Lydia Loveless Rocks Harder, Still Censors Nothing
The new record has a loose, rock & roll feel. Was recording it easier, faster or harder than the last one?
I don't know if it was faster, but it felt easier. I'm closer to everyone in my band now. And I worked more closely with Todd [May], my guitar payer. The arrangements were more thought out. And I'd improved on the guitar. We were able to layer the guitar parts, which is not something I would have done when I was younger. I was too punk rock. I didn't have time to make good records! Not that Indestructible Machine wasn't good, but this time I wanted to create more layers, more of an atmosphere. So it took a little longer, but it wasn't like we were in the studio for a year getting bored and hacking it out. It was still a rock & roll environment. We were able to be spontaneous and try different things. So it was more comfortable over all.

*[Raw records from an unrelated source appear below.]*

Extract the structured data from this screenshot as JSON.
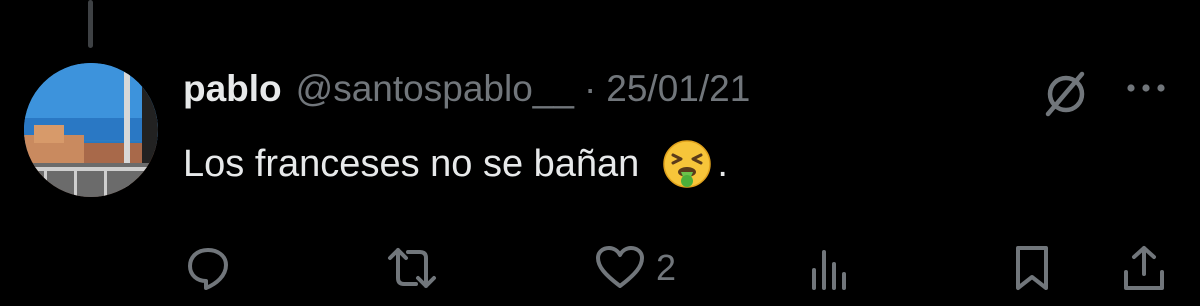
{
  "tweet": {
    "author_name": "pablo",
    "author_handle": "@santospablo__",
    "separator": "·",
    "date": "25/01/21",
    "text": "Los franceses no se bañan",
    "text_suffix": ".",
    "emoji": "nauseated-face"
  },
  "header_icons": {
    "grok": "no-entry-circle-slash-icon",
    "more": "more-dots-icon"
  },
  "actions": {
    "reply": {
      "icon": "reply-bubble-icon"
    },
    "retweet": {
      "icon": "retweet-icon"
    },
    "like": {
      "icon": "heart-icon",
      "count": "2"
    },
    "views": {
      "icon": "views-bars-icon"
    },
    "bookmark": {
      "icon": "bookmark-icon"
    },
    "share": {
      "icon": "share-icon"
    }
  },
  "colors": {
    "background": "#000000",
    "text_primary": "#e7e9ea",
    "text_secondary": "#71767b",
    "thread_line": "#3e4144"
  }
}
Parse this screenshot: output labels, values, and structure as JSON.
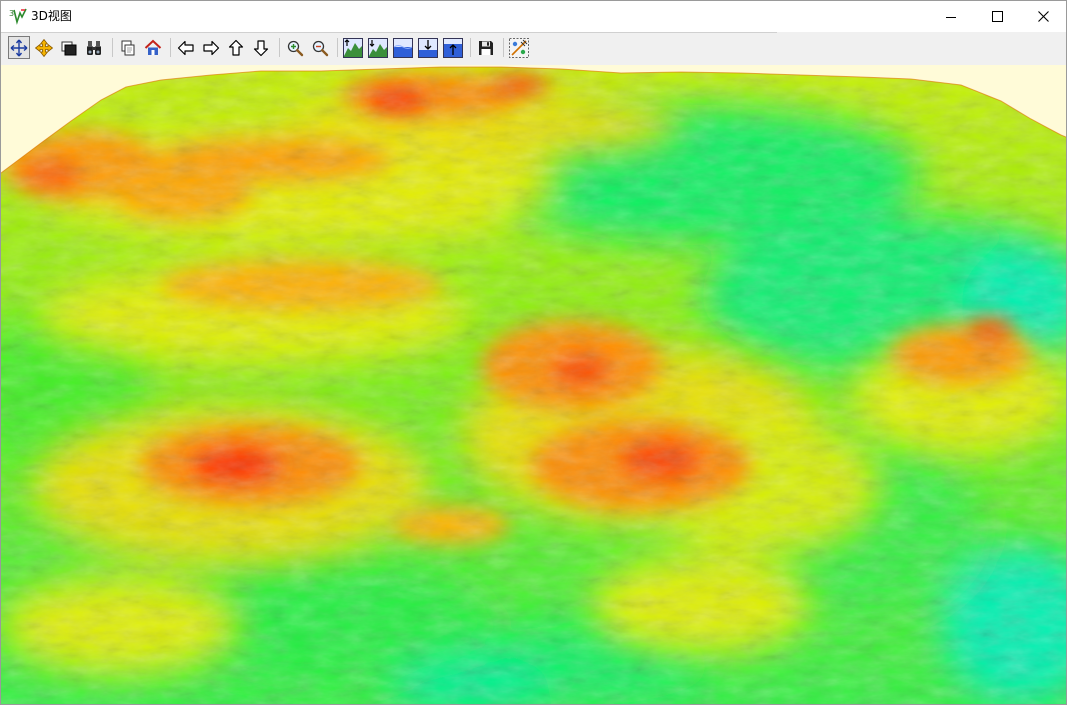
{
  "window": {
    "title": "3D视图",
    "app_icon": "3d-terrain-app-icon",
    "controls": [
      "minimize-icon",
      "maximize-icon",
      "close-icon"
    ]
  },
  "toolbar": {
    "buttons": [
      {
        "icon": "pan-move-icon",
        "pressed": true
      },
      {
        "icon": "orbit-move-icon",
        "pressed": false
      },
      {
        "icon": "layer-display-icon",
        "pressed": false
      },
      {
        "icon": "binoculars-icon",
        "pressed": false
      },
      {
        "icon": "copy-view-icon",
        "pressed": false
      },
      {
        "icon": "home-view-icon",
        "pressed": false
      },
      {
        "icon": "arrow-left-icon",
        "pressed": false
      },
      {
        "icon": "arrow-right-icon",
        "pressed": false
      },
      {
        "icon": "arrow-up-icon",
        "pressed": false
      },
      {
        "icon": "arrow-down-icon",
        "pressed": false
      },
      {
        "icon": "zoom-in-icon",
        "pressed": false
      },
      {
        "icon": "zoom-out-icon",
        "pressed": false
      },
      {
        "icon": "terrain-exaggerate-up-icon",
        "pressed": false
      },
      {
        "icon": "terrain-exaggerate-down-icon",
        "pressed": false
      },
      {
        "icon": "water-level-icon",
        "pressed": false
      },
      {
        "icon": "water-level-down-icon",
        "pressed": false
      },
      {
        "icon": "water-level-up-icon",
        "pressed": false
      },
      {
        "icon": "save-icon",
        "pressed": false
      },
      {
        "icon": "render-settings-icon",
        "pressed": false
      }
    ]
  },
  "scene": {
    "content": "3d-terrain-elevation-surface",
    "background_color": "#fffbd8",
    "elevation_colors": [
      "#00f0b0",
      "#10f060",
      "#60f010",
      "#e8f000",
      "#ffc000",
      "#ff7800",
      "#ff3000"
    ]
  }
}
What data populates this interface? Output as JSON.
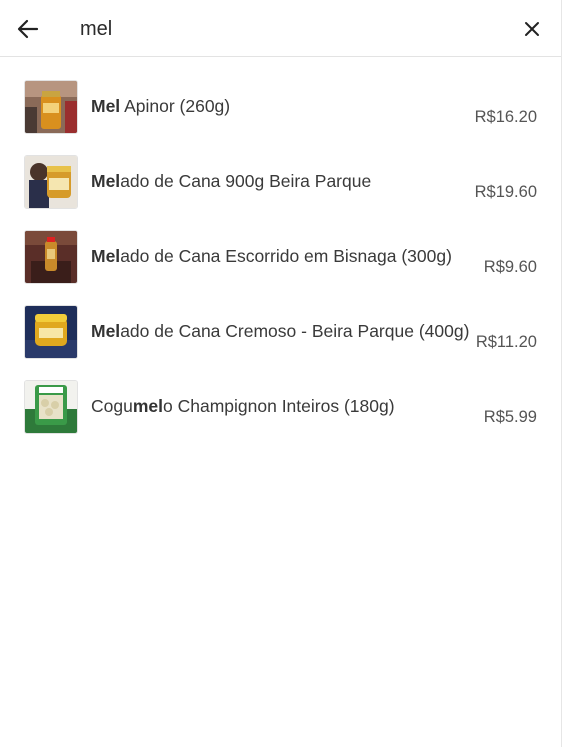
{
  "search": {
    "query": "mel",
    "back_icon": "arrow-left-icon",
    "clear_icon": "close-icon"
  },
  "results": [
    {
      "pre": "",
      "match": "Mel",
      "post": " Apinor (260g)",
      "price": "R$16.20",
      "thumb_icon": "honey-jar-photo"
    },
    {
      "pre": "",
      "match": "Mel",
      "post": "ado de Cana 900g Beira Parque",
      "price": "R$19.60",
      "thumb_icon": "melado-jar-photo"
    },
    {
      "pre": "",
      "match": "Mel",
      "post": "ado de Cana Escorrido em Bisnaga (300g)",
      "price": "R$9.60",
      "thumb_icon": "bisnaga-photo"
    },
    {
      "pre": "",
      "match": "Mel",
      "post": "ado de Cana Cremoso - Beira Parque (400g)",
      "price": "R$11.20",
      "thumb_icon": "cremoso-pot-photo"
    },
    {
      "pre": "Cogu",
      "match": "mel",
      "post": "o Champignon Inteiros (180g)",
      "price": "R$5.99",
      "thumb_icon": "mushroom-pack-photo"
    }
  ],
  "colors": {
    "text": "#3a3a3a",
    "price": "#555555",
    "divider": "#e3e3e3"
  }
}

You've been quite productive over the last year in your songwriting. You had an EP out late last year, and then a few months later you have the full length. Did something trigger all those songs?
I don't know. I did have a wave of inspiration. It had been two years since Indestructible Machine came out, so I was pushing myself to write more. It coincided with being inspired for some reason. I'm at the mercy of my brain and my hormones. I just trusted them and followed them, and ended up writing a lot of songs last year.
It's not that you didn't have an audience before Indestructible Machine came out, but it did expand your audience, and I'm wondering if that changed your songwriting?
When I was started out I was really aware of an audience, and that gave me writer's block. I definitely try to keep in mind that people are going to hear the songs, so I care a little more about lyrical content, and maybe not being as silly this time around. But I still just make music because I have to. It just comes out of me. Thinking about all the people that are going to hear the songs can really hinder creativity.
It's not like you're censoring yourself on the new album.
Yeah, not really. [Laughs]
Or maybe the uncensored version would be the Columbus Chainsaw Massacre.
There might be alternate lyrics, but those are mostly reserved for band practice.
On the subject of censoring or not censoring, your song "Head" is hardly the first song about fellatio, but unless Prince is writing about oral sex, it's usually a subject written about through metaphors. But that song is really literal and really emotional at the same time. Were you surprised that it happened?
I was a little surprised. It was an idea that I had for a long time. When I first met Todd we were having a songwriting session, and one of the ideas we threw out was to write a really sad song about head, not make it funny or gimmicky, but make it emotional, even make people cry. I tried for quite a few years to get the right lyrical formula. I felt like it was too funny or too in your face, but we finally got the formula right. It is an emotional song, and it is depressing. It has an upbeat feel, but it's not an uplifting song. I didn't want people to point to it and say, "Here's another joke song from Lydia Loveless."
The song "Everything's Gone" is really powerful. It's about returning to the place where you grew up and having that feeling of wanting to burn it all down. Is that autobiographical?
It's totally autobiographical. I wouldn't go into too many details; it's sort of my family's personal history. It's something I wanted to write about for a long time. I live in the city and don't get to get away too much, so I went hiking in the woods. Going out there and unplugging for a couple days unleashed a flood of emotions and nostalgia for the country, so I was finally able to write about it. It's about missing the country but still hating that town and a lot of people in it -- hence the desire to drop a bomb on it.